**HOW TO COMPLETE THIS TASK**
The lines to copy are those with "MainWindow" in them. Pull each one from the entries below.

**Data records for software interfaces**
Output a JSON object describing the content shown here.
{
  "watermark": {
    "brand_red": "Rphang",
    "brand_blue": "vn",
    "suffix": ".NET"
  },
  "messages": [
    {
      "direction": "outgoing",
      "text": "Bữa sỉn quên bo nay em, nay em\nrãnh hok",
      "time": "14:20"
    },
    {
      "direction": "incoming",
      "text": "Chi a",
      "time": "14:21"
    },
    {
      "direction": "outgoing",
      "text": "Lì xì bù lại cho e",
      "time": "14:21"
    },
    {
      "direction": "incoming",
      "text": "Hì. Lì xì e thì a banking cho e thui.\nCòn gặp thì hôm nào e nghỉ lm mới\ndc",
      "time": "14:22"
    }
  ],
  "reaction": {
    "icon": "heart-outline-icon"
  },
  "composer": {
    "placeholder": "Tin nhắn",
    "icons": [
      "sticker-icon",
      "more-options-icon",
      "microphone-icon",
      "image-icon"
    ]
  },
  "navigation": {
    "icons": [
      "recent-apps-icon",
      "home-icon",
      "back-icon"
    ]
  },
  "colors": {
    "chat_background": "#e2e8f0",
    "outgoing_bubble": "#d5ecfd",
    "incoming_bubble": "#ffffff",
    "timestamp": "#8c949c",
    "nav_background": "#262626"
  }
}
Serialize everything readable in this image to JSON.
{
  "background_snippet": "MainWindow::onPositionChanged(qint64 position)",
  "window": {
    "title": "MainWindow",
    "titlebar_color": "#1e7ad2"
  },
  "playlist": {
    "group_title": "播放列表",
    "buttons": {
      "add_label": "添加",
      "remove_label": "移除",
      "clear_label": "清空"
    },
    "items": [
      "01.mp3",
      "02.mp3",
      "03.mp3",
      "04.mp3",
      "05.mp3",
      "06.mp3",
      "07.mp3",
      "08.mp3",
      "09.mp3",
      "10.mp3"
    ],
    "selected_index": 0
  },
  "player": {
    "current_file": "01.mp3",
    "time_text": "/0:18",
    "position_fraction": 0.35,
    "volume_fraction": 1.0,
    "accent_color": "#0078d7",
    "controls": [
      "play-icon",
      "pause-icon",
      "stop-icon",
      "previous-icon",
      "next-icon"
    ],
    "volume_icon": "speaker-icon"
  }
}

**ANSWER**
  "background_snippet": "MainWindow::onPositionChanged(qint64 position)",
    "title": "MainWindow",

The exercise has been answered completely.